Segment Start: The data
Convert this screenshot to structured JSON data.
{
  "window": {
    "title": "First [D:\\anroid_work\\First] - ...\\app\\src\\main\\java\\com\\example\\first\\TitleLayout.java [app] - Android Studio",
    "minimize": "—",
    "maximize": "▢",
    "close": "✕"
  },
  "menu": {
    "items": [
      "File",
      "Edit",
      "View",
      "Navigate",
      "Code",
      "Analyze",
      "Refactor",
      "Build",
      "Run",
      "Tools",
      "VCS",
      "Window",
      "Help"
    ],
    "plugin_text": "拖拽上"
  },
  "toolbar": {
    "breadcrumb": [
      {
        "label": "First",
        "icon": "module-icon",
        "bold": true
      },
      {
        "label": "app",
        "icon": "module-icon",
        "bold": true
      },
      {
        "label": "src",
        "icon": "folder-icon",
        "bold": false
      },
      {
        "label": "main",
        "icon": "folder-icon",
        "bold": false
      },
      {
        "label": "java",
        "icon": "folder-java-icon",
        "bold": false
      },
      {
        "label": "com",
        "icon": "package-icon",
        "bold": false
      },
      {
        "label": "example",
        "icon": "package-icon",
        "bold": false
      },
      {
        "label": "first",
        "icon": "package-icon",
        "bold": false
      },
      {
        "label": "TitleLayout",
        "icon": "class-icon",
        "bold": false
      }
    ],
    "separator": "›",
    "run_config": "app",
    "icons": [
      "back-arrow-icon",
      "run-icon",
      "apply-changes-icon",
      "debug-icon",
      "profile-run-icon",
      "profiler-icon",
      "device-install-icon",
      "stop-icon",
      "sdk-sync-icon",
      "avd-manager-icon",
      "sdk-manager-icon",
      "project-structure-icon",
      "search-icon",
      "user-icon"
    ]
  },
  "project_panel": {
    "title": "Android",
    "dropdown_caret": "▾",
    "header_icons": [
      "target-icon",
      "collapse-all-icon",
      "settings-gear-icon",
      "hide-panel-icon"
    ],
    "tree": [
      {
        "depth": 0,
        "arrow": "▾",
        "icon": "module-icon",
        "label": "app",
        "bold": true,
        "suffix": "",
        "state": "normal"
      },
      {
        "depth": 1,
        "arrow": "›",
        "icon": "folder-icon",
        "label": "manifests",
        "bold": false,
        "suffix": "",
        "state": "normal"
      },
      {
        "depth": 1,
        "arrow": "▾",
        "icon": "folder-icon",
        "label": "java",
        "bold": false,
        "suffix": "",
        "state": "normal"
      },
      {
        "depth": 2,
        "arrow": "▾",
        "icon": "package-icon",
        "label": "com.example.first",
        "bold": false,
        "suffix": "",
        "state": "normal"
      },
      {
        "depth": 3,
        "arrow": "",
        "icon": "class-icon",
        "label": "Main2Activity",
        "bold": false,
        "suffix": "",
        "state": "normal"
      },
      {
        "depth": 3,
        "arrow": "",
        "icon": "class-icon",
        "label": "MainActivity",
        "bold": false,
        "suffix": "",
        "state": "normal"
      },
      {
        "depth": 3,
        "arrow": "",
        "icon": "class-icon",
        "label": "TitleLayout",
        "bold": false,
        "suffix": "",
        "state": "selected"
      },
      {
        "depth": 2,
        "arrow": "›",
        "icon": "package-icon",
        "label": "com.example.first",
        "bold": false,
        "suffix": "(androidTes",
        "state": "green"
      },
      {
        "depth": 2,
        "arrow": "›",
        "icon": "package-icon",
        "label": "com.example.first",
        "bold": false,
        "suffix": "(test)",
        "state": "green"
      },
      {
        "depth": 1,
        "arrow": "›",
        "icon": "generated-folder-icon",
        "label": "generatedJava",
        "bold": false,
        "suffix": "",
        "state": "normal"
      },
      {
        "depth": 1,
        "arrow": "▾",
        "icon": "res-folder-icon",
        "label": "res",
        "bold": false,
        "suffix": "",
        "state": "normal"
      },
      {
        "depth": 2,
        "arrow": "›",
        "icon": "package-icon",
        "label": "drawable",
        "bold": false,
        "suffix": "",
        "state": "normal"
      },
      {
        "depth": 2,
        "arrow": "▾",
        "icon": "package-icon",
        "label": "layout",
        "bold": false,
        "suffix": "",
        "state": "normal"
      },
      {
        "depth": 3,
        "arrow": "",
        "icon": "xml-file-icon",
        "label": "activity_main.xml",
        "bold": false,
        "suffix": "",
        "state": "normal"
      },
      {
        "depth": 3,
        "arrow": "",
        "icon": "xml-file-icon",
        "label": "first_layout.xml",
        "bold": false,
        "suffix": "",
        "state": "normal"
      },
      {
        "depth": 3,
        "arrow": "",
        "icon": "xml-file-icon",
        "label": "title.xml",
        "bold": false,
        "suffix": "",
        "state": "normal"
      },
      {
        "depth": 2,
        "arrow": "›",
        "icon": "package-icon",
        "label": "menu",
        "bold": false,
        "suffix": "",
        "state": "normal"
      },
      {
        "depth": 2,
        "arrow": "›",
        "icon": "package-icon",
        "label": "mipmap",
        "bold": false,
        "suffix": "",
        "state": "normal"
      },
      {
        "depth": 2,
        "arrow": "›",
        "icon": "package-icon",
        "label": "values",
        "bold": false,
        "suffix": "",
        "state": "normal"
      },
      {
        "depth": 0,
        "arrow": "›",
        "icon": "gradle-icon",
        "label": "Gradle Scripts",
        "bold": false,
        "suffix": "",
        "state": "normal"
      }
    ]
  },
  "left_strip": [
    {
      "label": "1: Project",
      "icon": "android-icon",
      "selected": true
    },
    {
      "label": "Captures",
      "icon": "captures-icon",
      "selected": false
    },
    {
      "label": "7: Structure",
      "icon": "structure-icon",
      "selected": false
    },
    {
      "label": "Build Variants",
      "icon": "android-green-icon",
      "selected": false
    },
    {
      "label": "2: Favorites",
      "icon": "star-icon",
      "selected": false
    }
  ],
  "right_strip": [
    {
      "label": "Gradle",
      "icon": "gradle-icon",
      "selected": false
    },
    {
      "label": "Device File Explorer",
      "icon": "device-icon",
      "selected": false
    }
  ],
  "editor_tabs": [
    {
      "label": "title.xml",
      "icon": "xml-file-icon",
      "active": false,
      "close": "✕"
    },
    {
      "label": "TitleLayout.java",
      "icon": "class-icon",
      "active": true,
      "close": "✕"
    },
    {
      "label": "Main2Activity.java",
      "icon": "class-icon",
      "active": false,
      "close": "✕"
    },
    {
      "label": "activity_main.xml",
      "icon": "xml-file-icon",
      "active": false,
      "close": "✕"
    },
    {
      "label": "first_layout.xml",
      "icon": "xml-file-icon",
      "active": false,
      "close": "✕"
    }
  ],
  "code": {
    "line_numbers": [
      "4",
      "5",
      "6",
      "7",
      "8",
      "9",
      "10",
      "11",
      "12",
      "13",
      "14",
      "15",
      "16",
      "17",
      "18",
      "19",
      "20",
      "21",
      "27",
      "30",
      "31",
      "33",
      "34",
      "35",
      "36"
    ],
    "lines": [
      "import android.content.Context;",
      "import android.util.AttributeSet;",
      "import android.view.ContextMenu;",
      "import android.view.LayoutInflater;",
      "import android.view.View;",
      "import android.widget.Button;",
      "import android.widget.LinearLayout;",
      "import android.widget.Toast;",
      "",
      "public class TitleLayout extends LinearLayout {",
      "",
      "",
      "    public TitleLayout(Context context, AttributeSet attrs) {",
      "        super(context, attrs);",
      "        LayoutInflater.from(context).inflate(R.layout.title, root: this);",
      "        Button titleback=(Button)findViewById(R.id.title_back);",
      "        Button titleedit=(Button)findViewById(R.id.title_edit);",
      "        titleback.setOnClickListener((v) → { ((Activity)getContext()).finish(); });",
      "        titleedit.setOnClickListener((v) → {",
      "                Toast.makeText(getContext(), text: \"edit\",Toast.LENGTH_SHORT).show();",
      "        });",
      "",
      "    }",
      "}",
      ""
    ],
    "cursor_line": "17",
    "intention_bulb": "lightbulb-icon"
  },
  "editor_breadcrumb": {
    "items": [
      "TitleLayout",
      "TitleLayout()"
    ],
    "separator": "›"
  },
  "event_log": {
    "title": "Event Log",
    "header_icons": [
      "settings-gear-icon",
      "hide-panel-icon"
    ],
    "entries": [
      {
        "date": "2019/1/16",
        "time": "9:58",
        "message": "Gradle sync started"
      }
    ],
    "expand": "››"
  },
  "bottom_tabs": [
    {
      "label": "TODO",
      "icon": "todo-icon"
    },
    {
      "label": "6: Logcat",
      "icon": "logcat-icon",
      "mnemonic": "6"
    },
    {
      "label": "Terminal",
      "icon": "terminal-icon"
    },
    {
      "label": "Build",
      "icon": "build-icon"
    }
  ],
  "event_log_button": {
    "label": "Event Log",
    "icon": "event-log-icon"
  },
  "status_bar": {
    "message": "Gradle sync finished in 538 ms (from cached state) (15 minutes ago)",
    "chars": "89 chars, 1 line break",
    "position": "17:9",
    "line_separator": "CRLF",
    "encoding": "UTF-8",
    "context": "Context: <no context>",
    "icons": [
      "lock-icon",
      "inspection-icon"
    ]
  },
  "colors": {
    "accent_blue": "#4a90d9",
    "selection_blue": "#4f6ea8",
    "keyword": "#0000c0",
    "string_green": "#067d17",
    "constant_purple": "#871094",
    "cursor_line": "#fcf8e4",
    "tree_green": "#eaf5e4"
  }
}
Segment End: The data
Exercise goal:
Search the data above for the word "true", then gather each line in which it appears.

Solved problem:
        "bold": true
        "bold": true
        "bold": true,
      "selected": true
      "active": true,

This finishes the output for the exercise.